The Adawe LifePlan Center’s Career Development program [link] provides many opportunities for students to appraise their professional qualities, character traits, academic skills, and interests. Self-assessment is an important first step as students decide to dedicate themselves to the study of law.
Because OU’s residential undergraduates enjoy low student-to-instructor ratios, students have unique opportunities to build professional relationships with their professors. These relationships prepare students to enter law school as active and confident participants who seek out mentors, ask critical questions, and think independently. And when students work in OU’s student government, organizations, and academic seminars to demonstrate their intellectual strength, their expressive skills, and their analytical thinking, professors are well positioned to provide effective letters of recommendation.
Students applying to law schools must take the LSAT to demonstrate their abilities in reading comprehension, analytical reasoning, and logical reasoning.
Applying for Admission to Law Schools

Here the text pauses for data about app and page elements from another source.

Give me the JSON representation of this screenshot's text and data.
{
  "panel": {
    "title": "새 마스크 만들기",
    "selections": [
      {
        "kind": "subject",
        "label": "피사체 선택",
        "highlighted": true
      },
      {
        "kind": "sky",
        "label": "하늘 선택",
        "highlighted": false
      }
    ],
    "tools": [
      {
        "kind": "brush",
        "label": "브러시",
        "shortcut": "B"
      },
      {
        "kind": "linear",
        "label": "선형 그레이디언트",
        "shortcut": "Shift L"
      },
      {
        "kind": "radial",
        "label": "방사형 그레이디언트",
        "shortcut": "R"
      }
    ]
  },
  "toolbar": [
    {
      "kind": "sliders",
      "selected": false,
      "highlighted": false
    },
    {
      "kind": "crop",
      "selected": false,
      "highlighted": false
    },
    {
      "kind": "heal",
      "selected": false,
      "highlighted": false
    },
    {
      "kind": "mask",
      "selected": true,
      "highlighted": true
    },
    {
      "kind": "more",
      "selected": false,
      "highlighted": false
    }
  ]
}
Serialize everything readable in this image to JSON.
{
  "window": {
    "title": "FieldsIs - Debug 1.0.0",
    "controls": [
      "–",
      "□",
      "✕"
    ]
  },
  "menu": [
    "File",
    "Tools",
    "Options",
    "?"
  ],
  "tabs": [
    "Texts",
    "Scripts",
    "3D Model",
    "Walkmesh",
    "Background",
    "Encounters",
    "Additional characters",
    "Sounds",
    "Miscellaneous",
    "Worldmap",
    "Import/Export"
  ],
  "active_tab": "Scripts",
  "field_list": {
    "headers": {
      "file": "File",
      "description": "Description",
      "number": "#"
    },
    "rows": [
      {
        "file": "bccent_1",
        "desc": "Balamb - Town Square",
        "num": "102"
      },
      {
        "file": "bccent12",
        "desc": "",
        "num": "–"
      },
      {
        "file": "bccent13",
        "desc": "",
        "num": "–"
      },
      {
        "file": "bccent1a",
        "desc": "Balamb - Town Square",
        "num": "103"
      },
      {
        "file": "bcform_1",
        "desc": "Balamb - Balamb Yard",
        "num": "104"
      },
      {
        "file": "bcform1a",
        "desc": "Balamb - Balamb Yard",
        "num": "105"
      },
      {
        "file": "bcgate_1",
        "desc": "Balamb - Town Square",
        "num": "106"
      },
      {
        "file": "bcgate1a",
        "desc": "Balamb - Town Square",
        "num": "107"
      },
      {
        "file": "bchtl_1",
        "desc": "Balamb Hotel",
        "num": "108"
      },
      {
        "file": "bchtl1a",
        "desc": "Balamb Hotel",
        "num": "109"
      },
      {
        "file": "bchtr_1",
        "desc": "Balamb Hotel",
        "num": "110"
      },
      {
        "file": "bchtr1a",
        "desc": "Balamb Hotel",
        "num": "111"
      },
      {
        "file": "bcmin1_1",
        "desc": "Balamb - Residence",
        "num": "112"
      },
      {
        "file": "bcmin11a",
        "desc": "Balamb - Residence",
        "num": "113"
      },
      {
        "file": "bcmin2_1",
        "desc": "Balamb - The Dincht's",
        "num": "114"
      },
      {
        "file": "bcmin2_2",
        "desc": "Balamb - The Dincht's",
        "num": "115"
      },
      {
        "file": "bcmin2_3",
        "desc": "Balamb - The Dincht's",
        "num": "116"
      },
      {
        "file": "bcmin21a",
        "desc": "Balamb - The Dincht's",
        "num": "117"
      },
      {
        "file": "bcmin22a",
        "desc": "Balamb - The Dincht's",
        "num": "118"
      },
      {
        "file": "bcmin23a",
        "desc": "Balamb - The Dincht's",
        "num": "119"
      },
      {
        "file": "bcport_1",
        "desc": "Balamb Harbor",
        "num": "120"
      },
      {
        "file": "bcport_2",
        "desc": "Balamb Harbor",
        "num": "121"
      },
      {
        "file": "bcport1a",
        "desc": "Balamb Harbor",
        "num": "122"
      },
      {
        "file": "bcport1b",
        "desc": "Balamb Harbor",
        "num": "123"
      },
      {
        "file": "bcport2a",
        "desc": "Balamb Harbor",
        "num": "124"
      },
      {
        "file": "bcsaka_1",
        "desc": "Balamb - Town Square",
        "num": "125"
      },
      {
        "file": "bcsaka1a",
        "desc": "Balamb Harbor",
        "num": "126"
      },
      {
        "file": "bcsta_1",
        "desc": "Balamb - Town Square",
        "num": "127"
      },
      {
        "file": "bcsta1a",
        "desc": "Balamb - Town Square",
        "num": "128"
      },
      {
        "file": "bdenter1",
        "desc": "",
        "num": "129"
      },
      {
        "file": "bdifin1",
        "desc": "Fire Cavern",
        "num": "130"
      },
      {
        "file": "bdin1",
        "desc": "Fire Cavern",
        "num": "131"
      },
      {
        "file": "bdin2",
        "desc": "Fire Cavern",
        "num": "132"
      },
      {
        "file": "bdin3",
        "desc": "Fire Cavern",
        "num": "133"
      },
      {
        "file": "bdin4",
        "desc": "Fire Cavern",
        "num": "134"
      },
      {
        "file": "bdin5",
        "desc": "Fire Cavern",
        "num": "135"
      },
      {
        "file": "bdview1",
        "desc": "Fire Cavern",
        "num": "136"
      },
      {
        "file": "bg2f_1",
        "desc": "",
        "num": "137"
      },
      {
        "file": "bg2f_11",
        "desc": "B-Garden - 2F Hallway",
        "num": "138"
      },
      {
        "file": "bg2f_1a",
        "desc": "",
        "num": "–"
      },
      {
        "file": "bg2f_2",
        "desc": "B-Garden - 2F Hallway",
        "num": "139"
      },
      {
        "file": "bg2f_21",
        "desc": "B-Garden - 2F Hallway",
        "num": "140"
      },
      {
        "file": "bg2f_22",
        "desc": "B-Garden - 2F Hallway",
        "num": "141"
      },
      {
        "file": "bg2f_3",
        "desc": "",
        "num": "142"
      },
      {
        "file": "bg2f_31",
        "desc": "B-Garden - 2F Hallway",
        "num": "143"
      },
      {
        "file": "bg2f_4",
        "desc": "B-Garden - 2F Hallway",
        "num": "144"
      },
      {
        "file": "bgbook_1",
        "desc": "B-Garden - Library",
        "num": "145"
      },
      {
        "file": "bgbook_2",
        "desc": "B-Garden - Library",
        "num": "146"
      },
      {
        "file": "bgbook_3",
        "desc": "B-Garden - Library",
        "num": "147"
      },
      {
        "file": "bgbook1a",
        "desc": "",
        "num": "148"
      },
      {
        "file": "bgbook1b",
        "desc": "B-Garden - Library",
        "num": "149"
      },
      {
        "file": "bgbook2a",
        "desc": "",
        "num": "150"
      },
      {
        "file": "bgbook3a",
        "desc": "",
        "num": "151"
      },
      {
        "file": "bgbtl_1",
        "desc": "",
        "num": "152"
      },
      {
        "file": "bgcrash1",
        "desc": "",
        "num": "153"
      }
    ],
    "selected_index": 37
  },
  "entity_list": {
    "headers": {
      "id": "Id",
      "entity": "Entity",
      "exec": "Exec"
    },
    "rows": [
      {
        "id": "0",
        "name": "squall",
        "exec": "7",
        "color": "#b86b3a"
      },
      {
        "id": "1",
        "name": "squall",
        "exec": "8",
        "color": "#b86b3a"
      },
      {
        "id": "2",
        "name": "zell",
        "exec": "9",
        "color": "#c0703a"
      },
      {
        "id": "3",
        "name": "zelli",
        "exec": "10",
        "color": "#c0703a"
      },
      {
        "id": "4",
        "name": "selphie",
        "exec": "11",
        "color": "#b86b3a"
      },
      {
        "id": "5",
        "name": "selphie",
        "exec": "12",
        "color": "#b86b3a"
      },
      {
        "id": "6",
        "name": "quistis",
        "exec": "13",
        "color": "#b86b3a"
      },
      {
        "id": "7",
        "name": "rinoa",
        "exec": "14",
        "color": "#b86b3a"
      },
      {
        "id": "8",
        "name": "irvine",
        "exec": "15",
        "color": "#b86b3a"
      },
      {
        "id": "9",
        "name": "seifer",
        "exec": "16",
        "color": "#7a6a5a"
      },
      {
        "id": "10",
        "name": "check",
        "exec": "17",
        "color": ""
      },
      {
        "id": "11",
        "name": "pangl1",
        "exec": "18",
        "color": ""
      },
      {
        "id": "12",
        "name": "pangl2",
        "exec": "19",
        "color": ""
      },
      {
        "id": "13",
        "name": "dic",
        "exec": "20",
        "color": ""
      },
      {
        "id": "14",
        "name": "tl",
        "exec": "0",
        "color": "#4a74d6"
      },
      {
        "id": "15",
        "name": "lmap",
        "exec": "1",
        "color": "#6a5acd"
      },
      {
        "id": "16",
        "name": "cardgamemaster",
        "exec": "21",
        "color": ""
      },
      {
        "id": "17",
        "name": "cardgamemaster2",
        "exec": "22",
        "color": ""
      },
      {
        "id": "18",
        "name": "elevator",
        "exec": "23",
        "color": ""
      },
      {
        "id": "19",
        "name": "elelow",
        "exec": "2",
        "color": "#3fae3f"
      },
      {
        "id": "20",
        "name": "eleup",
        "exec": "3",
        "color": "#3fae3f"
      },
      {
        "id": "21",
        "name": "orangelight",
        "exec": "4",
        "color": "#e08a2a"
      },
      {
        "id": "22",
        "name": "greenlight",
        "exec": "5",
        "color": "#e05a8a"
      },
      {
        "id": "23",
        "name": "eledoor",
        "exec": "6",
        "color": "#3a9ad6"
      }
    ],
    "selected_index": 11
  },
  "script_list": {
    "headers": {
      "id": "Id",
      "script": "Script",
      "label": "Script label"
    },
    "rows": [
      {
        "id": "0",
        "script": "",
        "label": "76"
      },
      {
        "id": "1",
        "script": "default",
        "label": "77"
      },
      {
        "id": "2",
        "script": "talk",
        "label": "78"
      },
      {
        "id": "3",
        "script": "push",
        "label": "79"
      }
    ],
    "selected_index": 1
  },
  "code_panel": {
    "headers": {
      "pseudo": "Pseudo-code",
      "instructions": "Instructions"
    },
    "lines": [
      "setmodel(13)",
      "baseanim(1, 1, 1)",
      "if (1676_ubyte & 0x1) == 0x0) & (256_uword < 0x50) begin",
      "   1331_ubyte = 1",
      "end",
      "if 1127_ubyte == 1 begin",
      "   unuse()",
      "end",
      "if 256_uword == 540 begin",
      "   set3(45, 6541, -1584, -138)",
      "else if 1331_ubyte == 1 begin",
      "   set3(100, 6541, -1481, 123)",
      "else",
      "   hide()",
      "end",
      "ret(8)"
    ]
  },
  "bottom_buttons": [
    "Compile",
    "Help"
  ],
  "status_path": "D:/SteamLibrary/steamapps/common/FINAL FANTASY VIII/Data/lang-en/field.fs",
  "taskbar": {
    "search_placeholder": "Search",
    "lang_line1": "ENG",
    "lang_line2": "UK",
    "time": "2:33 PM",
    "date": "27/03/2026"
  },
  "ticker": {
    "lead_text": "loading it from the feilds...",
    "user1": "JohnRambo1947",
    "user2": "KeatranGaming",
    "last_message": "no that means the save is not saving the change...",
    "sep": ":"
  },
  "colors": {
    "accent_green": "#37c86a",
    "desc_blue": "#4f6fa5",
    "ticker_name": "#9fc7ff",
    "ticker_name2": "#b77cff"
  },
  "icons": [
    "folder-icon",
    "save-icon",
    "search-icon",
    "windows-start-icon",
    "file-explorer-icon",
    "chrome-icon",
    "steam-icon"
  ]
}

For students preparing for law school, the application process can seem daunting, especially with many schools’ deadlines scheduled during the height of the final Fall semester, when grades are most critical. Through workshops and one-on-one sessions, OU’s advisors—both in the disciplines and in the Adawe Center—provide strategies and support for deciding where to apply, organizing multiple applications, obtaining letters of reference, practicing interview skills, and writing statements of purpose. Law schools are looking for broadly educated, articulate, analytical, and informed applicants who are knowledgeable and curious about the social, political, economic, and personal dimensions of the law.